Architect Frank Hollenbeck designed the three-story, 7,000-square-foot home, positioning it on a high bluff overlooking the Atlantic Ocean and a secluded sand beach—a rarity on Montauk’s rocky shores—to capture both sunrises and sunsets. Vast walls of glass are a frame for the dramatic views and flood the cool marble interiors with sunlight.
“Montauk feels like you’re living on the edge of the world and at the same time close to the center of the universe.”
There are Asian influences throughout. The pagoda-style, upcurved corners of its blue-tiled roofline were inspired by a Chinese tea house. A Zen aesthetic extends to the sleek, minimalist interior design—notwithstanding its five spacious bedrooms, four luxurious bathrooms, home theater, and sleek ultramodern kitchen.
The Zen aesthetic is highlighted by two giant divider doors fashioned after Japanese screen panels and hand-carved by artisans in Wilner’s frame shop. Fine finishes of white Italian Carrara marble and silvery Norwegian quartz add lustrous allure against the blue and green hues of Montauk Point. And then there are the unseen creature comforts of the 21st century: zoned radiant heat and air conditioning, which temper the sea’s warm breeze or its wintry blast.
The living spaces lead out to expansive decks, lush lawns, beautiful gardens, and scenic pastures. Surrounding them is a private reserve protected by thoughtful conservancy restrictions to ensure a safe haven for the estate’s abundant waterfowl—including the endangered wood duck. A two-acre pond provides habitat for other indigenous flora and fauna.
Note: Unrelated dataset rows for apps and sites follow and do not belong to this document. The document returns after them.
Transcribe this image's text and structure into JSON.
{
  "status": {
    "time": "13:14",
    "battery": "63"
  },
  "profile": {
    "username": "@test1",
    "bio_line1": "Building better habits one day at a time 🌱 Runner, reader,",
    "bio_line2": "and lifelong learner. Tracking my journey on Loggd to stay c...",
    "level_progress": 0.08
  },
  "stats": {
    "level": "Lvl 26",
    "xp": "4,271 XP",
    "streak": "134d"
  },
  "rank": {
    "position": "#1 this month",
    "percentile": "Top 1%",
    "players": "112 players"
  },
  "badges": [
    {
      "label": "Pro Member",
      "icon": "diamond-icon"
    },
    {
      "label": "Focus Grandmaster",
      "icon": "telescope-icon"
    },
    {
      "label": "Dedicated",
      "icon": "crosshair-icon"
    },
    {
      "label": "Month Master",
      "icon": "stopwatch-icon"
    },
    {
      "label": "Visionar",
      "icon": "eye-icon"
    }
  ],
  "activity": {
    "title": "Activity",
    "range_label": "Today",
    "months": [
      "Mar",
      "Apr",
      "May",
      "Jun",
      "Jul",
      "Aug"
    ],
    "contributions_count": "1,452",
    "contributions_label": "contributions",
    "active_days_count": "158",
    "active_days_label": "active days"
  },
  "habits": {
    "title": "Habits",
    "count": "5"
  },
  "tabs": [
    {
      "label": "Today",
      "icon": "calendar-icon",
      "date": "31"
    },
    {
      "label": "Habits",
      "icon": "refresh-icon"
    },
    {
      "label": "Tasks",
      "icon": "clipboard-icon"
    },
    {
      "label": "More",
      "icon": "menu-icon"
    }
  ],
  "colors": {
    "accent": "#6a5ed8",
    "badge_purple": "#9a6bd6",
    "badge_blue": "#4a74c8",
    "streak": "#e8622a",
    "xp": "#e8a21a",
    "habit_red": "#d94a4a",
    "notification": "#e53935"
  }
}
The marsh and grasslands turn to a pristine stretch of sandy beach with no public access for miles, and two naturally formed 100-foot jetties serve up an additional layer of privacy and protection, acting as barriers to passing storms. The house itself, built on a steel superstructure (much like a girder set) and the blue-tile roof were built to comfortably withstand winds upwards of 150 mph. The façade of wood, rubber, and tile weigh downward for added stability.
The house is close to all of Montauk’s attractions: restaurants, spas, boutiques, galleries, wineries, as well as world-class recreation by land (championship golf courses and riding stables) and sea (surfing, boating, deep-sea fishing, and sailing). The Montauk Yacht Club, the largest marina in the Hamptons, has been acquired by Gurney’s Resorts, upping the game for local yachtsmen.
“Montauk’s celebrity homeowners have included Robert De Niro, Ralph Lauren, Dick Cavett, Jimmy Buffett, and Paul Simon.”
Eli Wilner & Company has created picture frames for the Metropolitan Museum, the Smithsonian and the White House. The master framer told Business Insider last year that he had high hopes for the house that frames Montauk Point—and its potential buyers: “I hope I find someone I like so that I can come visit every once in a while,” he said.